Web page and app entries:
-*-*-
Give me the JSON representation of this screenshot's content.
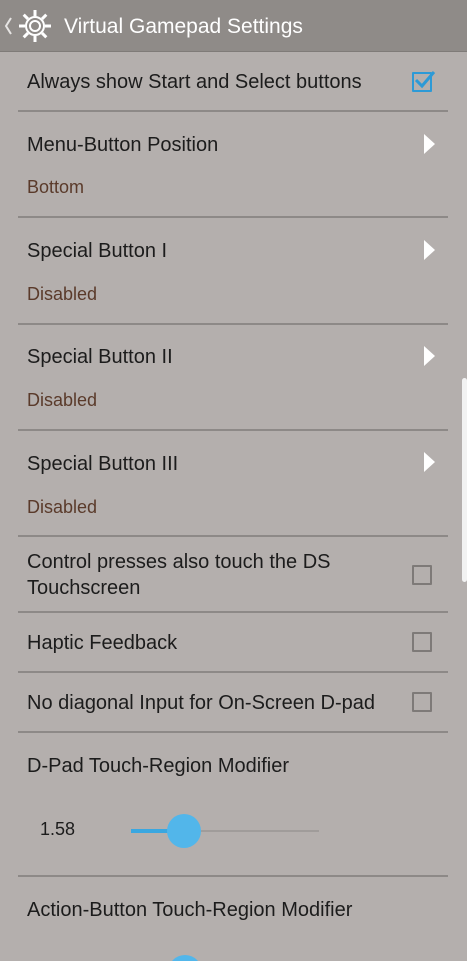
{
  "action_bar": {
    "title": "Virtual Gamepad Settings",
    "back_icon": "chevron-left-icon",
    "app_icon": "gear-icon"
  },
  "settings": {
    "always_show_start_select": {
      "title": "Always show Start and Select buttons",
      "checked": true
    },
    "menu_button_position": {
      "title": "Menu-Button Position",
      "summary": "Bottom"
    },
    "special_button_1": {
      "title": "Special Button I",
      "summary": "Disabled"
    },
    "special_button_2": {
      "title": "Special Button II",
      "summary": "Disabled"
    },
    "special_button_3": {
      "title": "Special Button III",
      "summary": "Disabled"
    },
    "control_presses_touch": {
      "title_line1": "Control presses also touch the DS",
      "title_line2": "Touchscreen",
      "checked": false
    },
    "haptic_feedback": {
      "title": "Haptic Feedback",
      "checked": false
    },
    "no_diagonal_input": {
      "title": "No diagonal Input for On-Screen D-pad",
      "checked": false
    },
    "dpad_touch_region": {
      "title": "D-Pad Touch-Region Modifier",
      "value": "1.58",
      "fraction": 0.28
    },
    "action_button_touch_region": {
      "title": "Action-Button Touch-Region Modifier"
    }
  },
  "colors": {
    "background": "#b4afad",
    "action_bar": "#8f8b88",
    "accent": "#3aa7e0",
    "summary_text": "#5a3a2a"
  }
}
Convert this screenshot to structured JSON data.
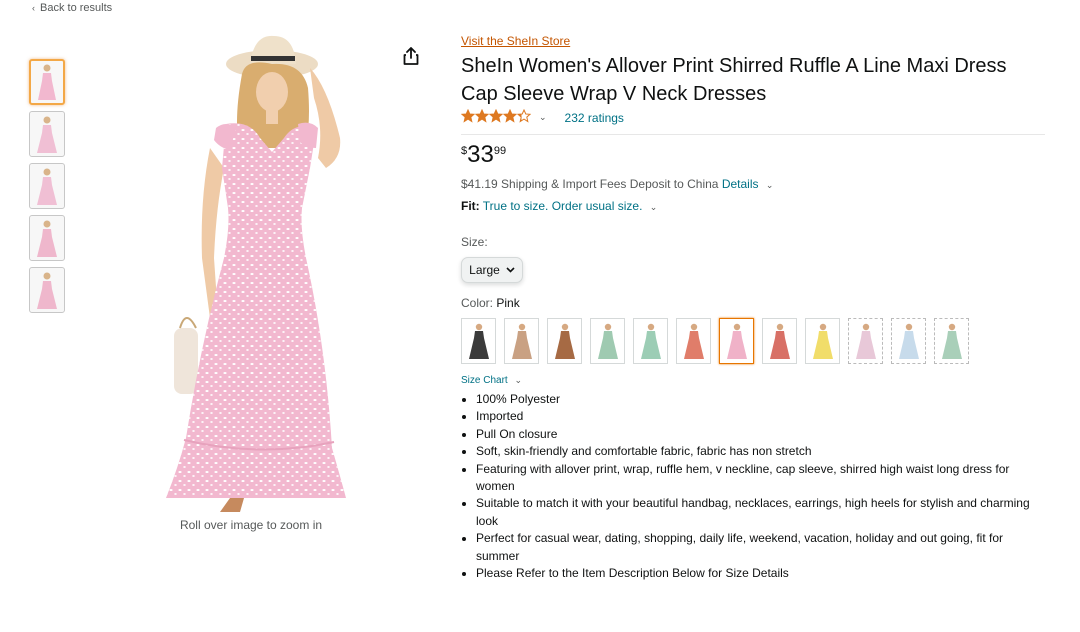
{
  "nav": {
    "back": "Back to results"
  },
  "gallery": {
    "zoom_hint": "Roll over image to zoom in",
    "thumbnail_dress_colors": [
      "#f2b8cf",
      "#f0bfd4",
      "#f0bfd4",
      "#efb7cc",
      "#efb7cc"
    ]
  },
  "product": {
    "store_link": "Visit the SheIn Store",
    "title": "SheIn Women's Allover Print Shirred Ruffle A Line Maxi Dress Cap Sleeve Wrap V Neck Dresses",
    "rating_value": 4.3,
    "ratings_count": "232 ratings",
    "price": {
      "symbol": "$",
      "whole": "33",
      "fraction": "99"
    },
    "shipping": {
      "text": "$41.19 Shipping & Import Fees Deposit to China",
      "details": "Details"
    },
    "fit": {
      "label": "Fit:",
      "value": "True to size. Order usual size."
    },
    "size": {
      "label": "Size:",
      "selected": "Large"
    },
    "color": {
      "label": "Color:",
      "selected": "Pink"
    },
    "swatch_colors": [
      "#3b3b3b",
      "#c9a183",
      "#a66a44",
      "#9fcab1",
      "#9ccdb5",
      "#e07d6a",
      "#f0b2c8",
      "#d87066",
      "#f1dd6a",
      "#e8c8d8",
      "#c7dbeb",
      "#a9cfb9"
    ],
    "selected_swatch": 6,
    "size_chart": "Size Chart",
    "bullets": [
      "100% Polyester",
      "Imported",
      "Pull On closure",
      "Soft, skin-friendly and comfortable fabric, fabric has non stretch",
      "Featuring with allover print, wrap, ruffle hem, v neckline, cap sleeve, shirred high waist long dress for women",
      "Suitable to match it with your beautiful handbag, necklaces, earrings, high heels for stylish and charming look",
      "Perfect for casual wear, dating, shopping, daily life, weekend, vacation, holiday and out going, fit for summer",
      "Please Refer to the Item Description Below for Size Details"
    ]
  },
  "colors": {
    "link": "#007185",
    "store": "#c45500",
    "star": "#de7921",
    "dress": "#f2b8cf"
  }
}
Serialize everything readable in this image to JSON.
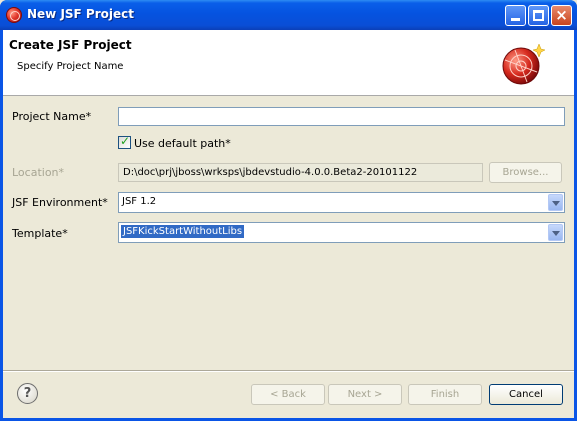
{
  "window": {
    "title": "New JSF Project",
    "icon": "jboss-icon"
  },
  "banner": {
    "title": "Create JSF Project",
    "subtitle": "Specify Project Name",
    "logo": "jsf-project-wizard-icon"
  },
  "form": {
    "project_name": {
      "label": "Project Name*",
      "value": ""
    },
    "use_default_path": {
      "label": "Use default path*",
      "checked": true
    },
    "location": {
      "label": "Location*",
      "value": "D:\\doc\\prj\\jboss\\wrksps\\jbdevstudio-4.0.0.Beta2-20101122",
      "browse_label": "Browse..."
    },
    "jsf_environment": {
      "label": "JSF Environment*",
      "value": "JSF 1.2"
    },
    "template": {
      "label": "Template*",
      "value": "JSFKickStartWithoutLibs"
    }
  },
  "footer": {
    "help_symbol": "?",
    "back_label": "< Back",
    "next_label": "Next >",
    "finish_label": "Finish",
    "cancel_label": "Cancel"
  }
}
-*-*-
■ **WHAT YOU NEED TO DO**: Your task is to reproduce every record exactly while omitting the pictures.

■ **OUTPUT FOR THIS TASK**:
Give me the JSON representation of this screenshot's content.
{
  "action_bar": {
    "title": "Virtual Gamepad Settings",
    "back_icon": "chevron-left-icon",
    "app_icon": "gear-icon"
  },
  "settings": {
    "always_show_start_select": {
      "title": "Always show Start and Select buttons",
      "checked": true
    },
    "menu_button_position": {
      "title": "Menu-Button Position",
      "summary": "Bottom"
    },
    "special_button_1": {
      "title": "Special Button I",
      "summary": "Disabled"
    },
    "special_button_2": {
      "title": "Special Button II",
      "summary": "Disabled"
    },
    "special_button_3": {
      "title": "Special Button III",
      "summary": "Disabled"
    },
    "control_presses_touch": {
      "title_line1": "Control presses also touch the DS",
      "title_line2": "Touchscreen",
      "checked": false
    },
    "haptic_feedback": {
      "title": "Haptic Feedback",
      "checked": false
    },
    "no_diagonal_input": {
      "title": "No diagonal Input for On-Screen D-pad",
      "checked": false
    },
    "dpad_touch_region": {
      "title": "D-Pad Touch-Region Modifier",
      "value": "1.58",
      "fraction": 0.28
    },
    "action_button_touch_region": {
      "title": "Action-Button Touch-Region Modifier"
    }
  },
  "colors": {
    "background": "#b4afad",
    "action_bar": "#8f8b88",
    "accent": "#3aa7e0",
    "summary_text": "#5a3a2a"
  }
}
Convert this screenshot to structured JSON data.
{
  "nav": {
    "back": "Back to results"
  },
  "gallery": {
    "zoom_hint": "Roll over image to zoom in",
    "thumbnail_dress_colors": [
      "#f2b8cf",
      "#f0bfd4",
      "#f0bfd4",
      "#efb7cc",
      "#efb7cc"
    ]
  },
  "product": {
    "store_link": "Visit the SheIn Store",
    "title": "SheIn Women's Allover Print Shirred Ruffle A Line Maxi Dress Cap Sleeve Wrap V Neck Dresses",
    "rating_value": 4.3,
    "ratings_count": "232 ratings",
    "price": {
      "symbol": "$",
      "whole": "33",
      "fraction": "99"
    },
    "shipping": {
      "text": "$41.19 Shipping & Import Fees Deposit to China",
      "details": "Details"
    },
    "fit": {
      "label": "Fit:",
      "value": "True to size. Order usual size."
    },
    "size": {
      "label": "Size:",
      "selected": "Large"
    },
    "color": {
      "label": "Color:",
      "selected": "Pink"
    },
    "swatch_colors": [
      "#3b3b3b",
      "#c9a183",
      "#a66a44",
      "#9fcab1",
      "#9ccdb5",
      "#e07d6a",
      "#f0b2c8",
      "#d87066",
      "#f1dd6a",
      "#e8c8d8",
      "#c7dbeb",
      "#a9cfb9"
    ],
    "selected_swatch": 6,
    "size_chart": "Size Chart",
    "bullets": [
      "100% Polyester",
      "Imported",
      "Pull On closure",
      "Soft, skin-friendly and comfortable fabric, fabric has non stretch",
      "Featuring with allover print, wrap, ruffle hem, v neckline, cap sleeve, shirred high waist long dress for women",
      "Suitable to match it with your beautiful handbag, necklaces, earrings, high heels for stylish and charming look",
      "Perfect for casual wear, dating, shopping, daily life, weekend, vacation, holiday and out going, fit for summer",
      "Please Refer to the Item Description Below for Size Details"
    ]
  },
  "colors": {
    "link": "#007185",
    "store": "#c45500",
    "star": "#de7921",
    "dress": "#f2b8cf"
  }
}
Serialize everything readable in this image to JSON.
{
  "window": {
    "title": "New JSF Project",
    "icon": "jboss-icon"
  },
  "banner": {
    "title": "Create JSF Project",
    "subtitle": "Specify Project Name",
    "logo": "jsf-project-wizard-icon"
  },
  "form": {
    "project_name": {
      "label": "Project Name*",
      "value": ""
    },
    "use_default_path": {
      "label": "Use default path*",
      "checked": true
    },
    "location": {
      "label": "Location*",
      "value": "D:\\doc\\prj\\jboss\\wrksps\\jbdevstudio-4.0.0.Beta2-20101122",
      "browse_label": "Browse..."
    },
    "jsf_environment": {
      "label": "JSF Environment*",
      "value": "JSF 1.2"
    },
    "template": {
      "label": "Template*",
      "value": "JSFKickStartWithoutLibs"
    }
  },
  "footer": {
    "help_symbol": "?",
    "back_label": "< Back",
    "next_label": "Next >",
    "finish_label": "Finish",
    "cancel_label": "Cancel"
  }
}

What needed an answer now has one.